Remember that information does not equal action. Information that comes in the form of essential climate research (i.e. IPCC reports) is what we use to build our case, as our motivation and reminder that it’s worth it to keep working for change. But it’s all the different ways we work towards change (working together to put pressure on politicians, engage in direct action, influence our children’s schools, putting up solar panels, starting a communal garden etc.) that will make the big difference. Not the report in itself.
We don’t know for sure what will happen in the next pivotal decade, but we do know this: we have a lot of work ahead of us, and we need to be in it for the long run. Putting some of our time into taking care of ourselves, expanding our window of tolerance, caring for our mental and physical health and our important relationships will make us better prepared for periods of hardships. Prioritizing our own resilience will be well invested time.
If you feel yourself getting too caught up in hopelessness, or in a black-or-white-thinking, practice zooming out. Zoom out to see that parallel to passive politicians and profit hungry fossil companies and lobbyists, there is massive progress happening. Zoom out to see that even if your own country might steer in the wrong direction, there are others that are currently leading the way. Zoom out to see that you’re not alone in this, and that there’s enough of us to allow each other to rest, grief and be tired.
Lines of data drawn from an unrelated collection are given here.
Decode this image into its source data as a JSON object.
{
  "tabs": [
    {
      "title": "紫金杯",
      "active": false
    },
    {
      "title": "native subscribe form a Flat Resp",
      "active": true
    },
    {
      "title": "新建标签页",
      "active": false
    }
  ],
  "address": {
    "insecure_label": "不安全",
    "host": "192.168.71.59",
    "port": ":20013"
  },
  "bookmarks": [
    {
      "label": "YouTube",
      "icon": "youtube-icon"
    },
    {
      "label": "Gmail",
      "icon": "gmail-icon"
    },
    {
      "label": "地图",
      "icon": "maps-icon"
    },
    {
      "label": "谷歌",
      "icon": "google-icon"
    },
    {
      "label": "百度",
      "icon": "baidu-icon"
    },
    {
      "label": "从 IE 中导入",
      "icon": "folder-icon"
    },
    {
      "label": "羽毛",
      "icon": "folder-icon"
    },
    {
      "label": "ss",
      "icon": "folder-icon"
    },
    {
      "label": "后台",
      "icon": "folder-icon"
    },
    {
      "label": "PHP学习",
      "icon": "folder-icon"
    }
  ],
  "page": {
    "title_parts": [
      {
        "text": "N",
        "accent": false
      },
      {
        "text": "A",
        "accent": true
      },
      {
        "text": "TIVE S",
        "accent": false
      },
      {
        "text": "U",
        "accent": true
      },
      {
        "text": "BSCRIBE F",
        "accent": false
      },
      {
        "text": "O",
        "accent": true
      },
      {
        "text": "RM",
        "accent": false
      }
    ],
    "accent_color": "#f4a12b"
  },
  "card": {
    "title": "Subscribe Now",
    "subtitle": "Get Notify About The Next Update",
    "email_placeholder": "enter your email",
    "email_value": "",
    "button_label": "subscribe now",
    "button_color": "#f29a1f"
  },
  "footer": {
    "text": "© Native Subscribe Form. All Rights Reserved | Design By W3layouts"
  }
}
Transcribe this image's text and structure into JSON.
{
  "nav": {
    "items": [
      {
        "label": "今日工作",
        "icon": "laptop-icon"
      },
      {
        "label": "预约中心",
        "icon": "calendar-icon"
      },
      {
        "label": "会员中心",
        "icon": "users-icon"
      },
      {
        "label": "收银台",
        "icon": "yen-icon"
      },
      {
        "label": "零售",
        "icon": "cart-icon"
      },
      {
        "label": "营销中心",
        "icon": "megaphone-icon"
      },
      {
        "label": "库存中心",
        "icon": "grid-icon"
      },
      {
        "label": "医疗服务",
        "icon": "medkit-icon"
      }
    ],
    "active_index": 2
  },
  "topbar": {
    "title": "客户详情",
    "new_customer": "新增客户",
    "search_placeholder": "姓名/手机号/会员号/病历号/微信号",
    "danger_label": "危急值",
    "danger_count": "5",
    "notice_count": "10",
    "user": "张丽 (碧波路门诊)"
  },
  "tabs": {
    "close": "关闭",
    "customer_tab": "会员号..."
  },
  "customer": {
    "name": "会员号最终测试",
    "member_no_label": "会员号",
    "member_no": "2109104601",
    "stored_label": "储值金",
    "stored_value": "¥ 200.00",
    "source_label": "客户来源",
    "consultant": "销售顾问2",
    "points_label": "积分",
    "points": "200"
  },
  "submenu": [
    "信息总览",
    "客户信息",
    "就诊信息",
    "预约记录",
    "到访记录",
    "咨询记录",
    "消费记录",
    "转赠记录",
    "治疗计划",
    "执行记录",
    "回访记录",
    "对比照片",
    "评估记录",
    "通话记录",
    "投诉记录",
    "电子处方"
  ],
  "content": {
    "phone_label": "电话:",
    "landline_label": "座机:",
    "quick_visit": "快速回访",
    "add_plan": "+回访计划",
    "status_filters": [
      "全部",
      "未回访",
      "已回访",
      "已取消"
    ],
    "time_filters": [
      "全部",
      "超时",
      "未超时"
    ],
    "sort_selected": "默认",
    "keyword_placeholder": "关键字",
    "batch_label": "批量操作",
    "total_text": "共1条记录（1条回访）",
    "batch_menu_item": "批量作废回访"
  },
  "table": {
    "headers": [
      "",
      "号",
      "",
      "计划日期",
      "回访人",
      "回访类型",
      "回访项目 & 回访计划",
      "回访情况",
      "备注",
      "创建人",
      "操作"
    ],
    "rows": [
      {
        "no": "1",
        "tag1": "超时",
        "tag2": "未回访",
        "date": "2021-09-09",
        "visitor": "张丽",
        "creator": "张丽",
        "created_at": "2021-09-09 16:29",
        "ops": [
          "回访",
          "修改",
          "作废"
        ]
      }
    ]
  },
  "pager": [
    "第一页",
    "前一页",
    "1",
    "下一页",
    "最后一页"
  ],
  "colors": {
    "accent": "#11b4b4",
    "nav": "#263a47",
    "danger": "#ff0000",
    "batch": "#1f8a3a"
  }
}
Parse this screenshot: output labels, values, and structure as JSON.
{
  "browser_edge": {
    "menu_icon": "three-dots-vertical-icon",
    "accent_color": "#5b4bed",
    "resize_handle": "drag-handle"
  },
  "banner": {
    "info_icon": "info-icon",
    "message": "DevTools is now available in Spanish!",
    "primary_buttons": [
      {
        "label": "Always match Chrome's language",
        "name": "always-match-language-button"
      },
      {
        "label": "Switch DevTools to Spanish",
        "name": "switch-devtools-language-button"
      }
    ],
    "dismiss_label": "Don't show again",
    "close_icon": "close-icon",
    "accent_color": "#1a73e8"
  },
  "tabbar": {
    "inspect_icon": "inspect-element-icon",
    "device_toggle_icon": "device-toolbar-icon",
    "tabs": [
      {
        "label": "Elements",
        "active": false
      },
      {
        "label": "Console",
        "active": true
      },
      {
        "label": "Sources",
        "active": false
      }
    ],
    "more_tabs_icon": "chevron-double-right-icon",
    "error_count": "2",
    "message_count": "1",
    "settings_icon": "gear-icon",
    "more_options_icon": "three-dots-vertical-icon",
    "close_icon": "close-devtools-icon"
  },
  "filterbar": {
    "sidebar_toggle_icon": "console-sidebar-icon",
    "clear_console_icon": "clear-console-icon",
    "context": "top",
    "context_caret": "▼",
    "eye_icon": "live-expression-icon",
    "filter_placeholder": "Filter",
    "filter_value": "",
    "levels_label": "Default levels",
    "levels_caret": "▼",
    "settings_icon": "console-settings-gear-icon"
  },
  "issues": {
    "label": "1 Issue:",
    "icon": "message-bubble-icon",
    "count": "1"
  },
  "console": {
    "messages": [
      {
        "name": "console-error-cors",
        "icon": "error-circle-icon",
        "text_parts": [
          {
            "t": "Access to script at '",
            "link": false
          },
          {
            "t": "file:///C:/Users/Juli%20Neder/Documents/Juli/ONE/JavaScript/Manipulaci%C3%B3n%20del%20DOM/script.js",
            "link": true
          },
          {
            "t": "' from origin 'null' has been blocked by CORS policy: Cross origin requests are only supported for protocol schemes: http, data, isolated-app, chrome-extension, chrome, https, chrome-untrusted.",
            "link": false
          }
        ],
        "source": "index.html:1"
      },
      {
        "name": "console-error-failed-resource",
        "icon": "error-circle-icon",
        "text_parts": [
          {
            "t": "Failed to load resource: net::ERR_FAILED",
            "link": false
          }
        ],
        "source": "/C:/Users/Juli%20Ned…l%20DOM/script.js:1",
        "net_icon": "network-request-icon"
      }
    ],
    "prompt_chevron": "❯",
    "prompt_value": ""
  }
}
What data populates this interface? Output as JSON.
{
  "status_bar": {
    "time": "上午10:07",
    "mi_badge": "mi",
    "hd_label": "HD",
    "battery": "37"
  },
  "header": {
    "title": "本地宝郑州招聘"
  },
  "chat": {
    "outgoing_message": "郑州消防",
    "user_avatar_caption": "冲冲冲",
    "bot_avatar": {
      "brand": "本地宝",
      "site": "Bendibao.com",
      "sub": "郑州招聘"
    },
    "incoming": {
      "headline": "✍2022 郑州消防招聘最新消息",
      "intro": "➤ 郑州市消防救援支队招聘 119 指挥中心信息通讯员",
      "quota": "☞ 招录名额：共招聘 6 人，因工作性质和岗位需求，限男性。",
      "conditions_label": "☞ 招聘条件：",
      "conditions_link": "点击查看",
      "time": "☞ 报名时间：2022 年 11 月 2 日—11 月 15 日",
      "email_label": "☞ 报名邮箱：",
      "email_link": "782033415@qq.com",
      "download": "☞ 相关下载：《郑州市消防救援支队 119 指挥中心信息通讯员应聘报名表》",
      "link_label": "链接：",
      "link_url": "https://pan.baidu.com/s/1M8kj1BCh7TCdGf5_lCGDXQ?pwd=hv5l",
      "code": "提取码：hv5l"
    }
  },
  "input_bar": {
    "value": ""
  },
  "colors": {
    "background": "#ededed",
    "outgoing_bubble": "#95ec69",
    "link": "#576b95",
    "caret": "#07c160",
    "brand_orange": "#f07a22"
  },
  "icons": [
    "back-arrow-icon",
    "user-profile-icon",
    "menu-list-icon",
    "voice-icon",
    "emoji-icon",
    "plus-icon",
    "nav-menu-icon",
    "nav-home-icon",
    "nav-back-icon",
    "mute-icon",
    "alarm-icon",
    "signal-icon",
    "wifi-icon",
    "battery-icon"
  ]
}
Zoom out to see that this is a lifelong mission, one that we are all important, but not the only, parts of. Zoom out to see how extraordinary it is to be alive on this small planet that’s existed for billions of years, in one of billions of galaxies, at a pivotal time that will define the future of humanity and our ecosystems.
That is worth fighting for. This world is worth fighting for. And we’ll do it together.
See you all in a month! Until then, feel free to like, share the post or just leave a thought or two below.